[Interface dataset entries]
=-=-=
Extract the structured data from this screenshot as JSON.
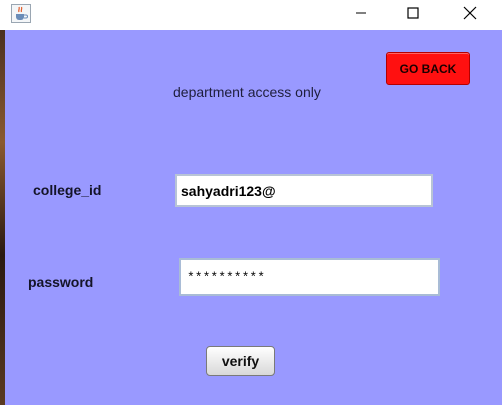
{
  "window": {
    "icon": "java-cup-icon",
    "controls": {
      "minimize_icon": "minimize-icon",
      "maximize_icon": "maximize-icon",
      "close_icon": "close-icon"
    }
  },
  "colors": {
    "background": "#9999ff",
    "go_back_button": "#ff1010",
    "titlebar": "#ffffff"
  },
  "header": {
    "go_back_label": "GO BACK",
    "subtitle": "department access only"
  },
  "form": {
    "college_id_label": "college_id",
    "college_id_value": "sahyadri123@",
    "password_label": "password",
    "password_value": "**********",
    "verify_label": "verify"
  }
}
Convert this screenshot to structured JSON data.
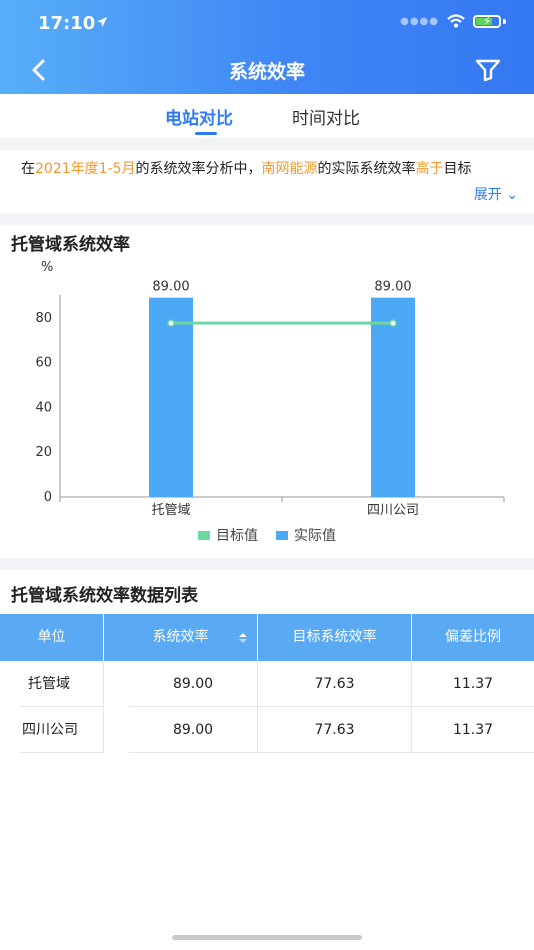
{
  "status_bar": {
    "time": "17:10"
  },
  "nav": {
    "title": "系统效率"
  },
  "tabs": [
    {
      "label": "电站对比"
    },
    {
      "label": "时间对比"
    }
  ],
  "summary": {
    "p1": "在",
    "period": "2021年度1-5月",
    "p2": "的系统效率分析中，",
    "company": "南网能源",
    "p3": "的实际系统效率",
    "comparison": "高于",
    "p4": "目标",
    "expand_label": "展开"
  },
  "chart_section_title": "托管域系统效率",
  "chart_data": {
    "type": "bar",
    "y_unit": "%",
    "categories": [
      "托管域",
      "四川公司"
    ],
    "series": [
      {
        "name": "实际值",
        "type": "bar",
        "values": [
          89.0,
          89.0
        ],
        "labels": [
          "89.00",
          "89.00"
        ],
        "color": "#4aa8f5"
      },
      {
        "name": "目标值",
        "type": "line",
        "values": [
          77.63,
          77.63
        ],
        "color": "#6fd6a3"
      }
    ],
    "y_ticks": [
      0,
      20,
      40,
      60,
      80
    ],
    "ylim": [
      0,
      100
    ],
    "legend_position": "bottom"
  },
  "table_section_title": "托管域系统效率数据列表",
  "table": {
    "headers": [
      "单位",
      "系统效率",
      "目标系统效率",
      "偏差比例"
    ],
    "rows": [
      [
        "托管域",
        "89.00",
        "77.63",
        "11.37"
      ],
      [
        "四川公司",
        "89.00",
        "77.63",
        "11.37"
      ]
    ]
  },
  "colors": {
    "accent": "#2e7bf0",
    "header_blue": "#3f86f5",
    "highlight": "#f39a2f",
    "table_header": "#5aaaf3"
  }
}
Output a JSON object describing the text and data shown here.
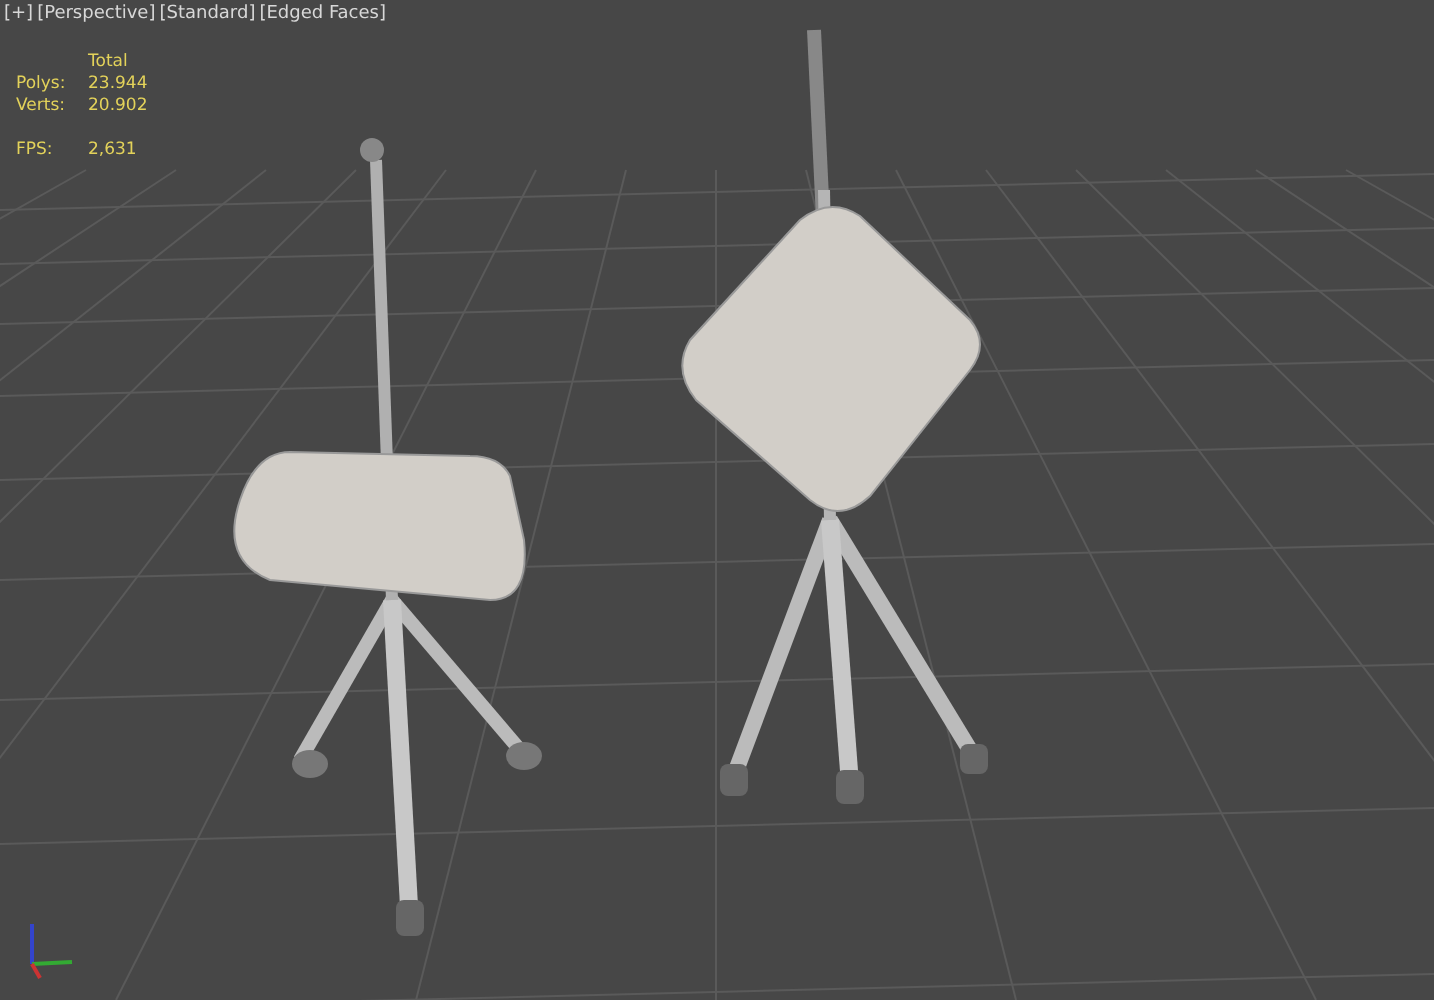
{
  "viewport_labels": [
    "[+]",
    "[Perspective]",
    "[Standard]",
    "[Edged Faces]"
  ],
  "statistics": {
    "header": "Total",
    "rows": [
      {
        "label": "Polys:",
        "value": "23.944"
      },
      {
        "label": "Verts:",
        "value": "20.902"
      }
    ],
    "fps": {
      "label": "FPS:",
      "value": "2,631"
    }
  }
}
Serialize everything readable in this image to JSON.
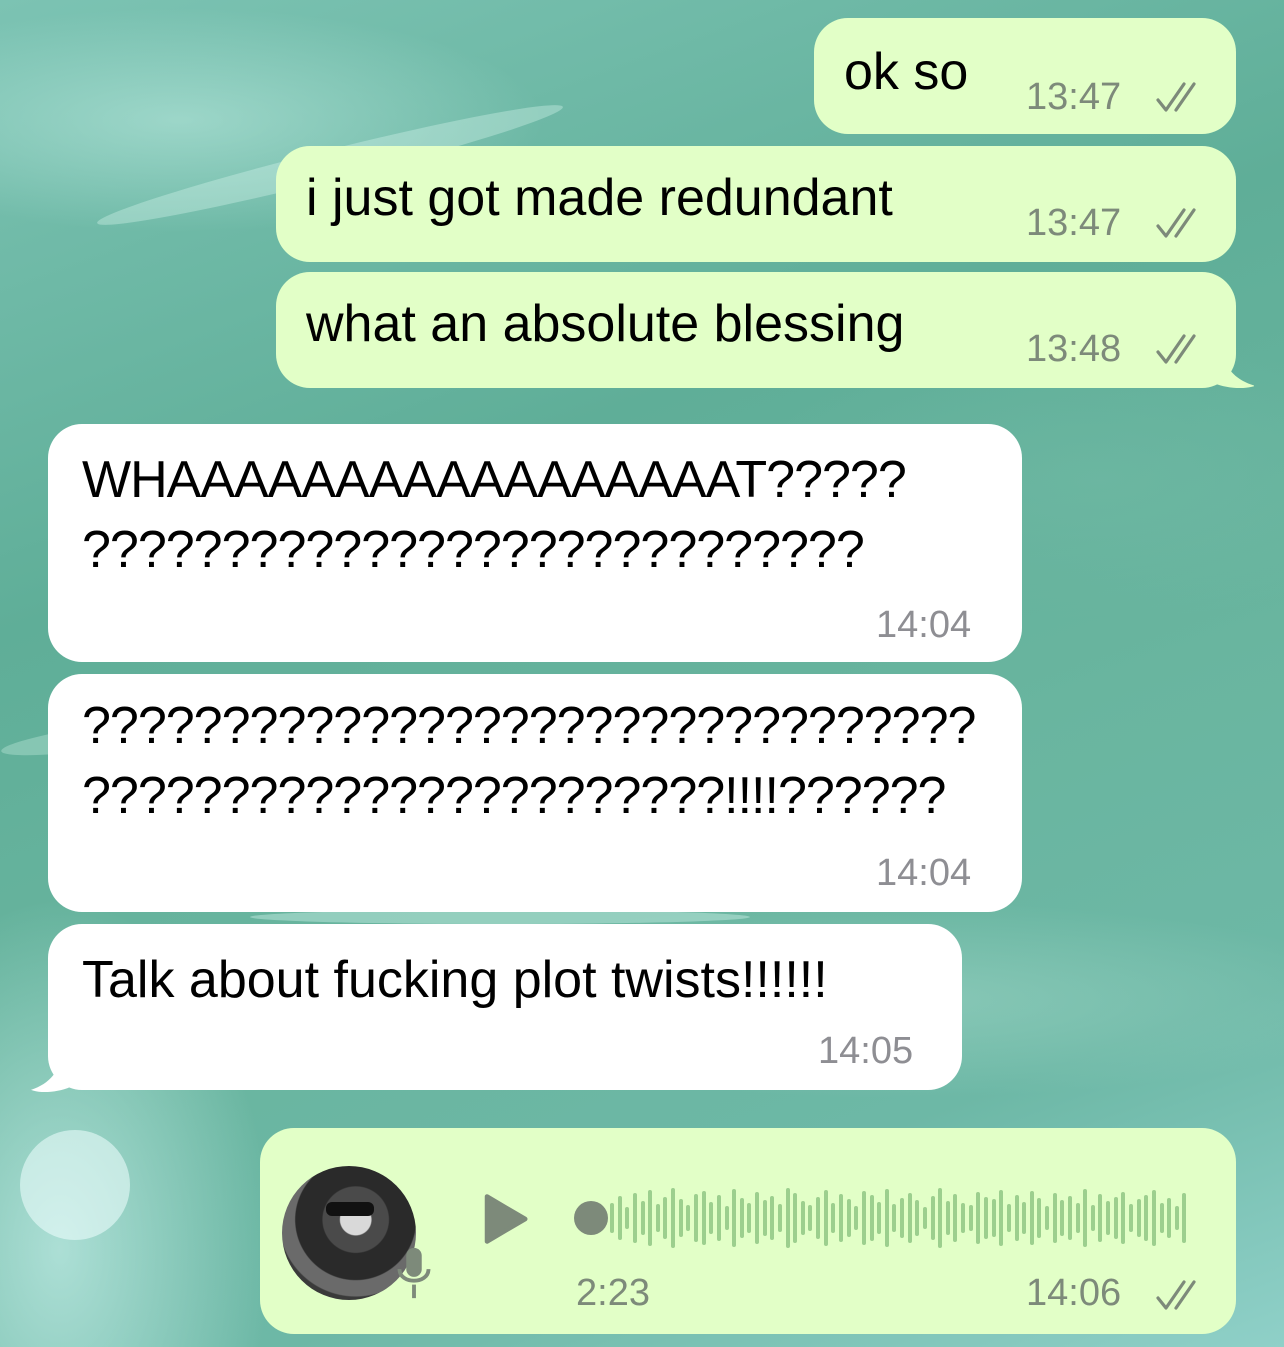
{
  "colors": {
    "outgoing_bubble": "#e2ffc7",
    "incoming_bubble": "#ffffff",
    "timestamp_out": "#7d8a7a",
    "timestamp_in": "#8e8e93",
    "read_ticks": "#7d8a7a",
    "waveform": "#9ccf8e",
    "play_icon": "#7d8a7a"
  },
  "messages": [
    {
      "direction": "outgoing",
      "text": "ok so",
      "time": "13:47",
      "status": "read"
    },
    {
      "direction": "outgoing",
      "text": "i just got made redundant",
      "time": "13:47",
      "status": "read"
    },
    {
      "direction": "outgoing",
      "text": "what an absolute blessing",
      "time": "13:48",
      "status": "read"
    },
    {
      "direction": "incoming",
      "text_line1": "WHAAAAAAAAAAAAAAAAAT?????",
      "text_line2": "????????????????????????????",
      "time": "14:04"
    },
    {
      "direction": "incoming",
      "text_line1": "????????????????????????????????",
      "text_line2": "???????????????????????!!!!??????",
      "time": "14:04"
    },
    {
      "direction": "incoming",
      "text": "Talk about fucking plot twists!!!!!!",
      "time": "14:05"
    }
  ],
  "voice_message": {
    "direction": "outgoing",
    "duration": "2:23",
    "time": "14:06",
    "status": "read",
    "icons": [
      "avatar",
      "microphone-icon",
      "play-icon",
      "waveform"
    ],
    "progress": 0
  }
}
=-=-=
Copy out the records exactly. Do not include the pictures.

Extract the structured data from this screenshot as JSON.
{
  "window": {
    "icon": "java-cup-icon",
    "controls": {
      "minimize_icon": "minimize-icon",
      "maximize_icon": "maximize-icon",
      "close_icon": "close-icon"
    }
  },
  "colors": {
    "background": "#9999ff",
    "go_back_button": "#ff1010",
    "titlebar": "#ffffff"
  },
  "header": {
    "go_back_label": "GO BACK",
    "subtitle": "department access only"
  },
  "form": {
    "college_id_label": "college_id",
    "college_id_value": "sahyadri123@",
    "password_label": "password",
    "password_value": "**********",
    "verify_label": "verify"
  }
}
Convert this screenshot to structured JSON data.
{
  "status_bar": {
    "time": "17:10"
  },
  "nav": {
    "title": "系统效率"
  },
  "tabs": [
    {
      "label": "电站对比"
    },
    {
      "label": "时间对比"
    }
  ],
  "summary": {
    "p1": "在",
    "period": "2021年度1-5月",
    "p2": "的系统效率分析中，",
    "company": "南网能源",
    "p3": "的实际系统效率",
    "comparison": "高于",
    "p4": "目标",
    "expand_label": "展开"
  },
  "chart_section_title": "托管域系统效率",
  "chart_data": {
    "type": "bar",
    "y_unit": "%",
    "categories": [
      "托管域",
      "四川公司"
    ],
    "series": [
      {
        "name": "实际值",
        "type": "bar",
        "values": [
          89.0,
          89.0
        ],
        "labels": [
          "89.00",
          "89.00"
        ],
        "color": "#4aa8f5"
      },
      {
        "name": "目标值",
        "type": "line",
        "values": [
          77.63,
          77.63
        ],
        "color": "#6fd6a3"
      }
    ],
    "y_ticks": [
      0,
      20,
      40,
      60,
      80
    ],
    "ylim": [
      0,
      100
    ],
    "legend_position": "bottom"
  },
  "table_section_title": "托管域系统效率数据列表",
  "table": {
    "headers": [
      "单位",
      "系统效率",
      "目标系统效率",
      "偏差比例"
    ],
    "rows": [
      [
        "托管域",
        "89.00",
        "77.63",
        "11.37"
      ],
      [
        "四川公司",
        "89.00",
        "77.63",
        "11.37"
      ]
    ]
  },
  "colors": {
    "accent": "#2e7bf0",
    "header_blue": "#3f86f5",
    "highlight": "#f39a2f",
    "table_header": "#5aaaf3"
  }
}
Output a JSON object describing the text and data shown here.
{
  "viewport_labels": [
    "[+]",
    "[Perspective]",
    "[Standard]",
    "[Edged Faces]"
  ],
  "statistics": {
    "header": "Total",
    "rows": [
      {
        "label": "Polys:",
        "value": "23.944"
      },
      {
        "label": "Verts:",
        "value": "20.902"
      }
    ],
    "fps": {
      "label": "FPS:",
      "value": "2,631"
    }
  }
}
Serialize everything readable in this image to JSON.
{
  "colors": {
    "outgoing_bubble": "#e2ffc7",
    "incoming_bubble": "#ffffff",
    "timestamp_out": "#7d8a7a",
    "timestamp_in": "#8e8e93",
    "read_ticks": "#7d8a7a",
    "waveform": "#9ccf8e",
    "play_icon": "#7d8a7a"
  },
  "messages": [
    {
      "direction": "outgoing",
      "text": "ok so",
      "time": "13:47",
      "status": "read"
    },
    {
      "direction": "outgoing",
      "text": "i just got made redundant",
      "time": "13:47",
      "status": "read"
    },
    {
      "direction": "outgoing",
      "text": "what an absolute blessing",
      "time": "13:48",
      "status": "read"
    },
    {
      "direction": "incoming",
      "text_line1": "WHAAAAAAAAAAAAAAAAAT?????",
      "text_line2": "????????????????????????????",
      "time": "14:04"
    },
    {
      "direction": "incoming",
      "text_line1": "????????????????????????????????",
      "text_line2": "???????????????????????!!!!??????",
      "time": "14:04"
    },
    {
      "direction": "incoming",
      "text": "Talk about fucking plot twists!!!!!!",
      "time": "14:05"
    }
  ],
  "voice_message": {
    "direction": "outgoing",
    "duration": "2:23",
    "time": "14:06",
    "status": "read",
    "icons": [
      "avatar",
      "microphone-icon",
      "play-icon",
      "waveform"
    ],
    "progress": 0
  }
}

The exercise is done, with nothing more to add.